*** Opening of SUPPLIED MATERIAL ***

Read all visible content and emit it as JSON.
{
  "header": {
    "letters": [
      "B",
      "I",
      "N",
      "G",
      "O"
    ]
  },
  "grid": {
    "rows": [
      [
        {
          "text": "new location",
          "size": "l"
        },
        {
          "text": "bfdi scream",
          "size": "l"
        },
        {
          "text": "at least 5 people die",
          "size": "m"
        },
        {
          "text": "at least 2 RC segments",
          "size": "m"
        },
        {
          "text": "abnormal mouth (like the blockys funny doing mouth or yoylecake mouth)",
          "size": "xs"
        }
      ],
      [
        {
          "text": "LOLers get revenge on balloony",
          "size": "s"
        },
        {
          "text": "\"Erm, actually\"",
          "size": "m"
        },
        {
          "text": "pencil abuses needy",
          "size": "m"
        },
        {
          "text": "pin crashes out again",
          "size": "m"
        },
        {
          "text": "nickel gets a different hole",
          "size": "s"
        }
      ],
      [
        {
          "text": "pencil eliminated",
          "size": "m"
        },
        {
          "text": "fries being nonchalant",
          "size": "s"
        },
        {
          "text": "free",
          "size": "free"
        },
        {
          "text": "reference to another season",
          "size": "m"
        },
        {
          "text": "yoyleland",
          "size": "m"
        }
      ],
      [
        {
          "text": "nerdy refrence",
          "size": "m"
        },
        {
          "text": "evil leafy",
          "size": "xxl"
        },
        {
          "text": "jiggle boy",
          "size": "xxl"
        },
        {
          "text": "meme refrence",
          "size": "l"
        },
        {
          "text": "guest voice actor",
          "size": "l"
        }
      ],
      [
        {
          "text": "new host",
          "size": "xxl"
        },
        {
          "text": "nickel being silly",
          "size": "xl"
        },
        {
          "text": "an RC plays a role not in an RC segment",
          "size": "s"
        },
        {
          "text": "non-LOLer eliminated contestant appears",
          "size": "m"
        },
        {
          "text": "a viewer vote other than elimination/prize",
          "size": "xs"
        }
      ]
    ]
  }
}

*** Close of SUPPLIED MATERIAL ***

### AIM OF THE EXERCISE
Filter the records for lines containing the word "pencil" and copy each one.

### SOLUTION TO THIS EXERCISE
          "text": "pencil abuses needy",
          "text": "pencil eliminated",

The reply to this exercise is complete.